A NEW BLAME GAME
The presence of ISIS cells in Afghanistan has made peace the prospects of peace efforts more complex. ISIS insurgents are neither allied with the Taliban or the government, and they have opposed any peace efforts between both parties. In recent months, several devastating attacks on civilians and government facilities have put forward a new blame game in Afghanistan. While ISIS has claimed responsibility for several of the attacks, the Afghan government has repeatedly placed the blame on the Taliban, which then denies all involvement in such attacks. As a result, Afghanistan has been living through a perpetual blame game, whereby a terrorist attack happens which ISIS claims responsibility for, then the government blames the Taliban for said attack to which the Taliban washes its hands from. On March 6, days after the deal was signed ISIS claimed responsibility for a series of explosions in western Kabul, which killed 32 civilians and wounding 80 others. Quickly after the attack, the Taliban issued a statement denying all responsibility for it. May 12, 2020 was one of the bloodiest days in modern Afghan history, as two deadly attacks took place in the country. The first was an attack conducted by armed gunmen who targeted a maternity hospital in Kabul killing more than 15 people including two newborn babies. That same day, a funeral procession for a police officer Nangarhar was also targeted as 25 other people lost their lives at the hands of insurgents.
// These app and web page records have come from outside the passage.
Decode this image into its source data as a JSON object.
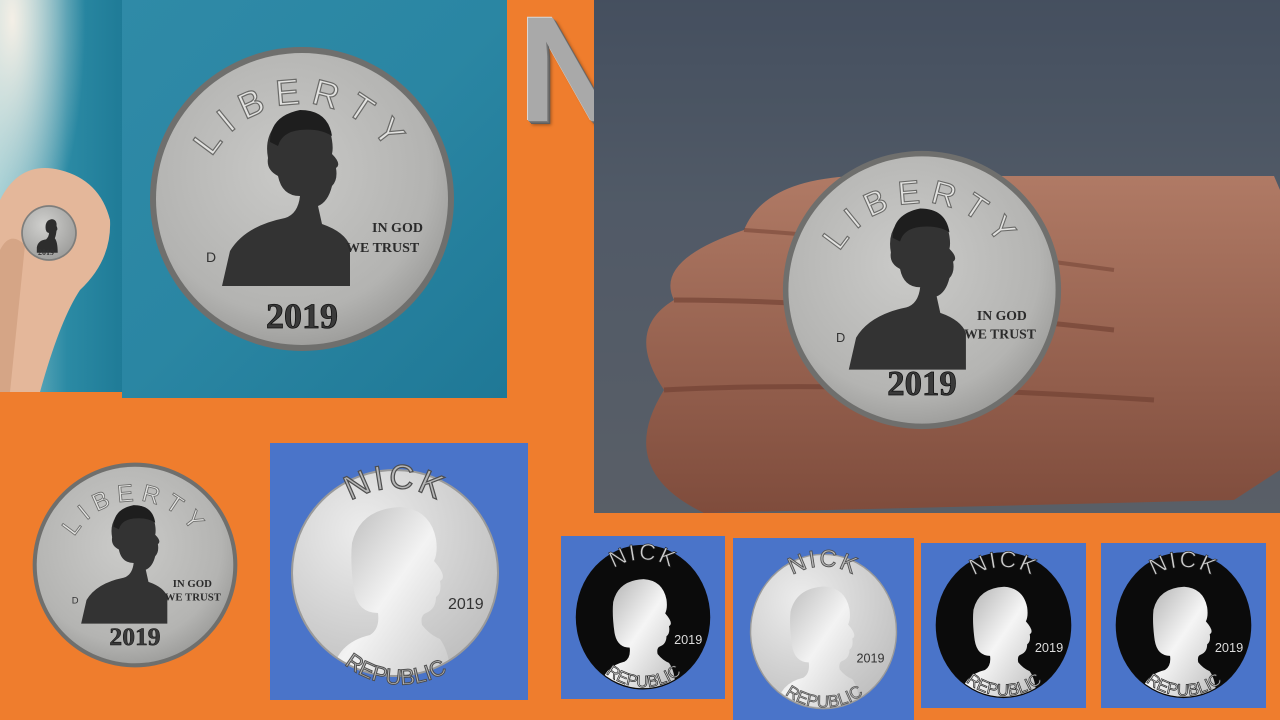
{
  "title": "NP",
  "coin": {
    "top_text": "LIBERTY",
    "motto_line1": "IN GOD",
    "motto_line2": "WE TRUST",
    "year": "2019",
    "mint_mark": "D"
  },
  "design": {
    "top_text": "NICK",
    "bottom_text": "REPUBLIC",
    "year": "2019"
  },
  "colors": {
    "background": "#ef7d2d",
    "tile_blue": "#4a74c9",
    "teal_wall": "#2f8aa7",
    "coin_silver": "#b9b9b7",
    "coin_black": "#0b0b0b"
  }
}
Again ISIS claimed responsibility for the attacks, while the Afghan government pointed the finger at the Taliban, and the Taliban once again denied. This time American officials, such as Zalmay Khalilzad, the chief negotiator of the Afghan peace deal backed the Taliban’s claims of innocence as they stated that evidence pointed towards ISIS as the responsible culprit. Nevertheless, May 12 was an important turning point since Afghan president Ashraf Ghani vowed to resume armed offensive against the Taliban, once again dampening the possibility of a viable peace deal between both entities.
A GLIMMER OF HOPE ON THE HORIZON?
In spite of heated tensions between the Afghan government and the Taliban, there have been a series of prisoner exchanges. This is an important development as a core part of the deal called on the Afghan government to release 5,000 Taliban prisoners, while the Taliban had to release 1,000 government soldiers who are held captive. Thus far, the government has released 2,000 Taliban fighters, while the group for its part freed 347 government fighters. Moreover, as of the writing of this piece, representatives from the Taliban are currently in Kabul as they are holding discussions with the government on further prisoner releases. This is also a positive outcome as far as the Trump administration is concerned, as Washington has slowly been withdrawing troops out of Afghanistan. As it stands, 13,000 US soldiers have started to move out of the war torn country, and more are expected to go back home provided that the Taliban abides by the terms set forth in the deal. While the Trump administration will undoubtedly use this as a victory to bolster his 2020 re-election campaign, the unpredictability of Afghanistan has shown that early celebrations can quickly end up becoming false alarms.